## Problem statement
Every line below that has the string "wild" needs to be copied.
-- -- --
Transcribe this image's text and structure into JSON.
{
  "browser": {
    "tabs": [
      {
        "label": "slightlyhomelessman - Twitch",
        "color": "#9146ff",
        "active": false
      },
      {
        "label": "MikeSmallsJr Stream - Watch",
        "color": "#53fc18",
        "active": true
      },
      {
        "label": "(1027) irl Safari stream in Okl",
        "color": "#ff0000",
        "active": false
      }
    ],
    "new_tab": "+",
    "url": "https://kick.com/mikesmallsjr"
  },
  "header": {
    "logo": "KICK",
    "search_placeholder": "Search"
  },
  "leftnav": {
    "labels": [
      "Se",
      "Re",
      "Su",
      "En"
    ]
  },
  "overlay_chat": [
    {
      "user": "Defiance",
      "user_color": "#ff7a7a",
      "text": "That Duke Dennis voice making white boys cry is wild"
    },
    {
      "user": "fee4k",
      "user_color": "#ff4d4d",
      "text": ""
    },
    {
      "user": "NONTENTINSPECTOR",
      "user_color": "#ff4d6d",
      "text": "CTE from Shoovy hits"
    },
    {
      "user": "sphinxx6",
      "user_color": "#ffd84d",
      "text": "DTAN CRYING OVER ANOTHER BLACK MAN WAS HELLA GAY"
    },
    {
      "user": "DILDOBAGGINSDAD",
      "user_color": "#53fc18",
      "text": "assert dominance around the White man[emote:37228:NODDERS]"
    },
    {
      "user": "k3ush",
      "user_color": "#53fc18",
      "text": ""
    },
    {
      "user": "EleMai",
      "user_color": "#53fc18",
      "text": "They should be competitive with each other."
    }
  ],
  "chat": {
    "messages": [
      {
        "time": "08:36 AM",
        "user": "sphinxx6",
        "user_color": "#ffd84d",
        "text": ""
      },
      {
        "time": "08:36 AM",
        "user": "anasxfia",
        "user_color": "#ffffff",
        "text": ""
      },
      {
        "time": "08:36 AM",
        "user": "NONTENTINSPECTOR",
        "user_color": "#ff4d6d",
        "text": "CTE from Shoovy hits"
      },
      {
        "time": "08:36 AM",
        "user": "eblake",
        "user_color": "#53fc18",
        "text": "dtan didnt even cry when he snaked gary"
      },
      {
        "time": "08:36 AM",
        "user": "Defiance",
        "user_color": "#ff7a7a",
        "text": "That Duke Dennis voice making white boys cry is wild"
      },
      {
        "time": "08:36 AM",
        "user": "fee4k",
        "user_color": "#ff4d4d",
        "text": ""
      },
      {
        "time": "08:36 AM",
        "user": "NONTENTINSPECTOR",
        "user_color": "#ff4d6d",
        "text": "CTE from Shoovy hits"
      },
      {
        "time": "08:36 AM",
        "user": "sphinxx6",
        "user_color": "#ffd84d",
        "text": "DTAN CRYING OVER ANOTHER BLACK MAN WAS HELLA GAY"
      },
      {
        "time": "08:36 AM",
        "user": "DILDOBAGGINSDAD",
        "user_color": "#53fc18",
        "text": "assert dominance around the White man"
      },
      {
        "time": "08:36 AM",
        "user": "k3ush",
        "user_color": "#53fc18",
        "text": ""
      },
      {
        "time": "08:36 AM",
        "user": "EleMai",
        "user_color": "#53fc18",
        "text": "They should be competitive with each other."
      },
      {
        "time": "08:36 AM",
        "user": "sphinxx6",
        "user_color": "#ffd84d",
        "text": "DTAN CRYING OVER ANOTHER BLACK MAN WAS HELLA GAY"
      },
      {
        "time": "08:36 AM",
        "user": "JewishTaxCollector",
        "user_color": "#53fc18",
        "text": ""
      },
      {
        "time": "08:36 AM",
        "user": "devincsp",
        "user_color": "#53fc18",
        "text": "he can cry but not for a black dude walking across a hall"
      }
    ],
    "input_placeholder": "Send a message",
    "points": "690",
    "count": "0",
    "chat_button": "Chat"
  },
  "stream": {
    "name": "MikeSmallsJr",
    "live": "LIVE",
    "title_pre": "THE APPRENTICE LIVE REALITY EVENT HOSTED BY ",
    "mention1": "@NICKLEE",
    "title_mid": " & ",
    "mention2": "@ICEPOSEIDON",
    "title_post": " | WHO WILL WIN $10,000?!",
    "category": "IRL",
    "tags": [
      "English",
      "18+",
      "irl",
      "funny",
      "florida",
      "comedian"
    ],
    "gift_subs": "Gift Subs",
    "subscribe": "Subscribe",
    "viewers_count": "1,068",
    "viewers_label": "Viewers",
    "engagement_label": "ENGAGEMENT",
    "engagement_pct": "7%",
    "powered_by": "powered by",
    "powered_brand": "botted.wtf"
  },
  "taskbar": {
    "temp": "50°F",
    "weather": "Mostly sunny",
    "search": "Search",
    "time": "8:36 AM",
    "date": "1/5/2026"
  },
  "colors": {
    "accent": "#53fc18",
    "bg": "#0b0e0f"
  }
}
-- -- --
## Task solution
      "text": "That Duke Dennis voice making white boys cry is wild"
        "text": "That Duke Dennis voice making white boys cry is wild"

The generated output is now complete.